= Task details =
Of the lines below, count those containing the word "Texto". Reply with the number alone.

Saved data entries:
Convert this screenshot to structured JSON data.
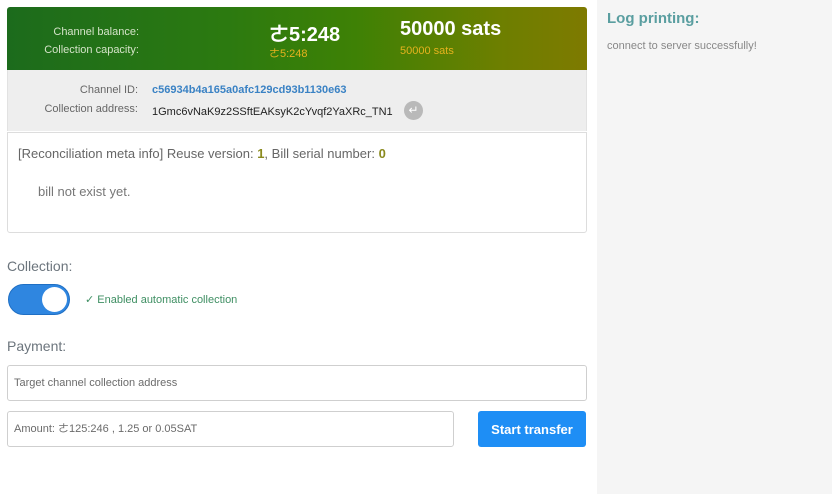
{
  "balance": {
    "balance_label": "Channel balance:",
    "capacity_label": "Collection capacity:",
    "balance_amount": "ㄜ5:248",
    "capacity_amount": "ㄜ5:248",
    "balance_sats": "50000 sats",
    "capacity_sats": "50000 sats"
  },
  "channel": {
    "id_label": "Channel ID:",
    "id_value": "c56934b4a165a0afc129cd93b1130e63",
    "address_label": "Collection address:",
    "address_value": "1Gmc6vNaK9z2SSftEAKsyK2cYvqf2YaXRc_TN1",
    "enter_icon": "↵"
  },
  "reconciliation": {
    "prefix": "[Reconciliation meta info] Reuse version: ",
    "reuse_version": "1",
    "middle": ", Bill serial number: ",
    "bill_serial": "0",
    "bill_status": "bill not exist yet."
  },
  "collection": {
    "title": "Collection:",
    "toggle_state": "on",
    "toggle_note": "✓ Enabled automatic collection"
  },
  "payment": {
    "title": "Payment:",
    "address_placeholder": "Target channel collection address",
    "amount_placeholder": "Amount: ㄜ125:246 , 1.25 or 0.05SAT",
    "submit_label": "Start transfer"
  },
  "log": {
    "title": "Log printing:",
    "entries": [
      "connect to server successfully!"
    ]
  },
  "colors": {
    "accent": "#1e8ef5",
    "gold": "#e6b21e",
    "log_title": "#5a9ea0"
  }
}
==
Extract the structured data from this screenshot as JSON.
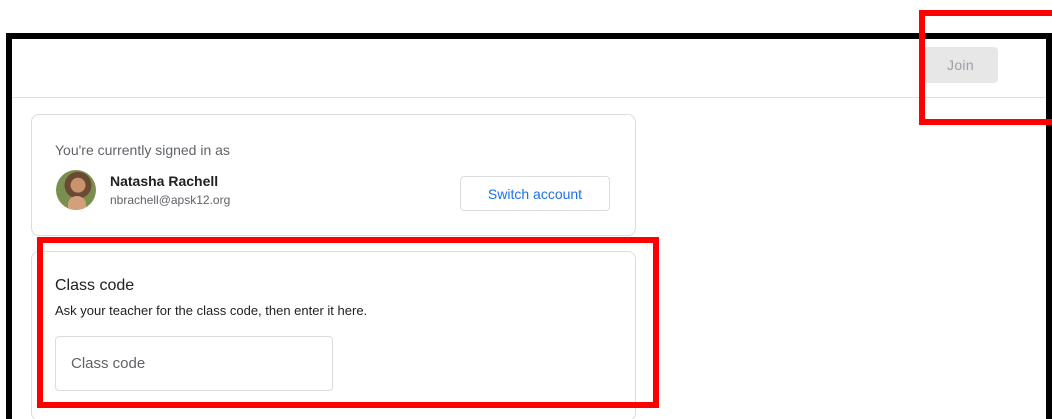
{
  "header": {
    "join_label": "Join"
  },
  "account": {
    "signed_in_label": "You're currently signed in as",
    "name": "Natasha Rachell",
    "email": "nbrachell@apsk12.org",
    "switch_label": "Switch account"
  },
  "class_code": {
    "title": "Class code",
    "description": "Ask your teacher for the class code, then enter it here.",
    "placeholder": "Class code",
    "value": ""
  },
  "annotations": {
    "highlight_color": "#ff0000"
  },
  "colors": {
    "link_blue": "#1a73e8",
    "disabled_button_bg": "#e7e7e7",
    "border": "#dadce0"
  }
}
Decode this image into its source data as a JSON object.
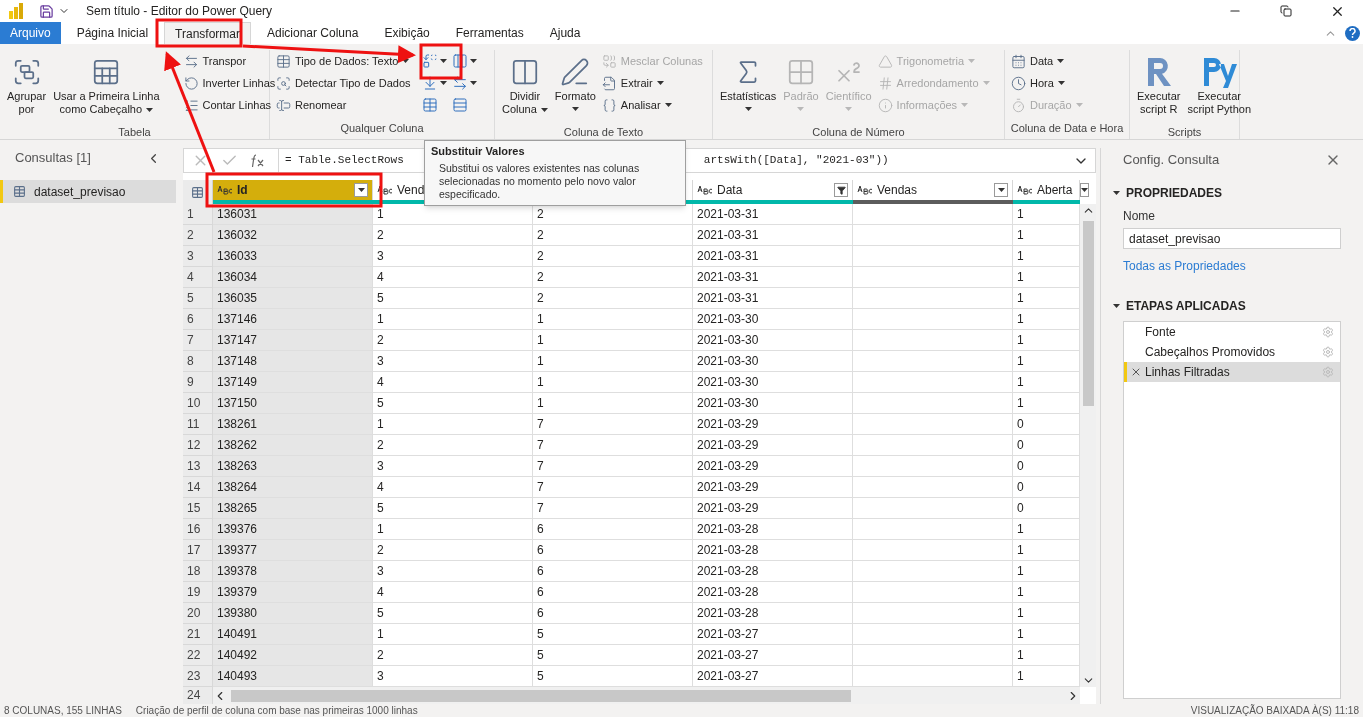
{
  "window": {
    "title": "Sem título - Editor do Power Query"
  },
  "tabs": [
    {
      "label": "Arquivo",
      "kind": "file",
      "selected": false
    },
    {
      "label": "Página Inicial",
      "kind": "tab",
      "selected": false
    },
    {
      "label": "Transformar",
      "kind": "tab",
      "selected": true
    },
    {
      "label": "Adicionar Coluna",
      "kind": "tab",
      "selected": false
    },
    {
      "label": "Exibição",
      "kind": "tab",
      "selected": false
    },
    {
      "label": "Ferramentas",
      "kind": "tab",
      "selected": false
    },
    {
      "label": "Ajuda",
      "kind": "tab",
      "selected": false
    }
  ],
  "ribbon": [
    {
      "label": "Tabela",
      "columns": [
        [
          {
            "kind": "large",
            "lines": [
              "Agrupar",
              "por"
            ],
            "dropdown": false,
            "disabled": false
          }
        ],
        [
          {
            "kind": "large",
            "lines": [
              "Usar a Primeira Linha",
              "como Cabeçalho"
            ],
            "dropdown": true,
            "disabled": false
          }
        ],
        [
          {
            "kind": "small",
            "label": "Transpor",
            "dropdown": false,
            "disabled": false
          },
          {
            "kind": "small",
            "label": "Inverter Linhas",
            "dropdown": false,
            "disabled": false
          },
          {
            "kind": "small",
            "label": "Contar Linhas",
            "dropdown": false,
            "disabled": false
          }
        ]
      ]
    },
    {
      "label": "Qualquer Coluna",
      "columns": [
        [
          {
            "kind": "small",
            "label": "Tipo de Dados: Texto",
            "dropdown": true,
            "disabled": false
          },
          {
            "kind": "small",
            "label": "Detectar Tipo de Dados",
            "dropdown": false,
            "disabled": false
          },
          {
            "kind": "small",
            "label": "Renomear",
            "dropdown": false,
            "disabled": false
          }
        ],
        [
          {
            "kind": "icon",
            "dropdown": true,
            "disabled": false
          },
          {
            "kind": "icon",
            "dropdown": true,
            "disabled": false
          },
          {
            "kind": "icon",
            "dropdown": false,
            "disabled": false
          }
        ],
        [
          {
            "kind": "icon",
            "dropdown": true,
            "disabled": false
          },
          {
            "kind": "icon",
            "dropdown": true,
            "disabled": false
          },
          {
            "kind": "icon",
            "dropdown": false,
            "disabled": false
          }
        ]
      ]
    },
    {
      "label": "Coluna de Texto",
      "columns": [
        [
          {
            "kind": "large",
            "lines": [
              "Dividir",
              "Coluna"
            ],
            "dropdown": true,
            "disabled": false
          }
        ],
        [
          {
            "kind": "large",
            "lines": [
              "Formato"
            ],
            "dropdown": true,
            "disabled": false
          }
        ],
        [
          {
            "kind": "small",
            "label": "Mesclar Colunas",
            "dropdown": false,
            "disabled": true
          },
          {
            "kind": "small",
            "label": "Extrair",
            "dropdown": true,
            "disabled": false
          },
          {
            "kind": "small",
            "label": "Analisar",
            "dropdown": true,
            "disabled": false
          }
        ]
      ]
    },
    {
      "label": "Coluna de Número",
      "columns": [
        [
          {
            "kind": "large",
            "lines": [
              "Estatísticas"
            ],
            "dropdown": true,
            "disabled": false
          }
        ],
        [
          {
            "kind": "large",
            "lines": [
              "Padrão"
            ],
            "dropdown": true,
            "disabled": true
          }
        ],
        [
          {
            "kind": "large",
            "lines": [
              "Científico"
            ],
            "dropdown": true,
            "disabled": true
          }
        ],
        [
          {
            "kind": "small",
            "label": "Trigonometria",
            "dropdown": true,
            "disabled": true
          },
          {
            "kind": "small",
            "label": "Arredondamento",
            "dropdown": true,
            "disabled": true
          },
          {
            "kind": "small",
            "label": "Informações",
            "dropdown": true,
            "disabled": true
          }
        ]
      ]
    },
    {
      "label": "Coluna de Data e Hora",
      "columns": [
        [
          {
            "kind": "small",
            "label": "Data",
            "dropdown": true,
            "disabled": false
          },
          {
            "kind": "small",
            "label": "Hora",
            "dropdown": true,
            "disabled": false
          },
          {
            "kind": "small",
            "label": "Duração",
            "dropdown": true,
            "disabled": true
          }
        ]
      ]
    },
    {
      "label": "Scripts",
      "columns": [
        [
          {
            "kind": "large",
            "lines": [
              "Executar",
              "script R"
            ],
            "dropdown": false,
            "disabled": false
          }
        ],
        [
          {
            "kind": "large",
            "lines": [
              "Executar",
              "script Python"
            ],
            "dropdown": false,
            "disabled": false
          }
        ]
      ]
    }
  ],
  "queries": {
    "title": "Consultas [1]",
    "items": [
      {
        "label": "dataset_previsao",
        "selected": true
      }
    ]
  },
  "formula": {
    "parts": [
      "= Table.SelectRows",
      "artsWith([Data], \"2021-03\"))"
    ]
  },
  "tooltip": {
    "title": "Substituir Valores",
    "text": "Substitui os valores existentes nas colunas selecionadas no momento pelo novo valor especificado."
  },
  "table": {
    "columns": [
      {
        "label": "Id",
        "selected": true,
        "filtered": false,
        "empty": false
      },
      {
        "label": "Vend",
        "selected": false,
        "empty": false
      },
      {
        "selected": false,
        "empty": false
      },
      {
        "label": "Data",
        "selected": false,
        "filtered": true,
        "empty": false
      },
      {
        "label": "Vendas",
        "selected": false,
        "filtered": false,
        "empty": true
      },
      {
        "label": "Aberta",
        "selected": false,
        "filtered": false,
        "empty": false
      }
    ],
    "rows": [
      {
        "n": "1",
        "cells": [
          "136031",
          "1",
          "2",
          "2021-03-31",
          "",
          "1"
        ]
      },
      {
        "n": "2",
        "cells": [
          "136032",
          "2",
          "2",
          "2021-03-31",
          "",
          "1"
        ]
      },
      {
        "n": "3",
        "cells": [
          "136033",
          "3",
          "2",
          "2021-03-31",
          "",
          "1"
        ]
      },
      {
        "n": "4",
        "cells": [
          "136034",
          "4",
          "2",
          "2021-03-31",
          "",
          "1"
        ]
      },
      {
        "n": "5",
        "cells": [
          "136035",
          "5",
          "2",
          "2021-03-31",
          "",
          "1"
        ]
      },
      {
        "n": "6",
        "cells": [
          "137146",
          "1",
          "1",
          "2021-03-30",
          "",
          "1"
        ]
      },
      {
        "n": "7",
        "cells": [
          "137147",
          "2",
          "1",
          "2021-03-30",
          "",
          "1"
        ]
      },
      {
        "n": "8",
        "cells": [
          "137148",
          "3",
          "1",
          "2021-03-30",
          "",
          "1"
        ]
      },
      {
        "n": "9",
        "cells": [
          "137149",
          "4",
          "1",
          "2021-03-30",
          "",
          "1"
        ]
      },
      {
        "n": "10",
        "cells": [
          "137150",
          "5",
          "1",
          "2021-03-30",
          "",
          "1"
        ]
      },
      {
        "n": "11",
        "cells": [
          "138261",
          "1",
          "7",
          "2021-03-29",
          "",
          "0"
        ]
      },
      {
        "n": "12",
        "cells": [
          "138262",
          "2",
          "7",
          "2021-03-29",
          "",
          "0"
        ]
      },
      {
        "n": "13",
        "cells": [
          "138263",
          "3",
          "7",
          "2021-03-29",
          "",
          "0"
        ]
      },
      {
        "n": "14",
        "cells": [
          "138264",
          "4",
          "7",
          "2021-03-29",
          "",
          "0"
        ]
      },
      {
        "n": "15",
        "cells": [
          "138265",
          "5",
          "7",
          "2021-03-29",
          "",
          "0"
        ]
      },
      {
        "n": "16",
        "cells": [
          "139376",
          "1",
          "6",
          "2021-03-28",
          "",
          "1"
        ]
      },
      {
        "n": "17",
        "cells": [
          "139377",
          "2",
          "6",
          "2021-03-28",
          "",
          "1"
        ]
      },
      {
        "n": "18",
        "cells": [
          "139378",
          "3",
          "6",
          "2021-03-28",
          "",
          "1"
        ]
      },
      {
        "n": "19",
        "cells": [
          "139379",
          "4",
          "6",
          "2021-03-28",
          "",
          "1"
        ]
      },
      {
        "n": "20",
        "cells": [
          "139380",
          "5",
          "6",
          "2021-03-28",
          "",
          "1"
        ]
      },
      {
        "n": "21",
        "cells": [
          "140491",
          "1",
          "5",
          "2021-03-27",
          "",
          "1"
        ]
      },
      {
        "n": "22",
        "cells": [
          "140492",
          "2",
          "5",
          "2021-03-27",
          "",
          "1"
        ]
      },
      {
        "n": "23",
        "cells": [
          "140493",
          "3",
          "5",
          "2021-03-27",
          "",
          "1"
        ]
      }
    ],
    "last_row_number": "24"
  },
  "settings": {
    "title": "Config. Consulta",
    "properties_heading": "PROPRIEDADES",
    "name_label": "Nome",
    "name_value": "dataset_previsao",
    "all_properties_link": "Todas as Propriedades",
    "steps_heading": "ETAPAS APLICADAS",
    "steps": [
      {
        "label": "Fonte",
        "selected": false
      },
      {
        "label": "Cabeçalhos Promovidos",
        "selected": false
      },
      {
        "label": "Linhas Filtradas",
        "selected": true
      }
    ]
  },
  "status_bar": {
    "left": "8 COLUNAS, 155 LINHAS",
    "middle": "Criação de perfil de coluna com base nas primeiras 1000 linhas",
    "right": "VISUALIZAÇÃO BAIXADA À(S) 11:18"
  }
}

= Output below =
2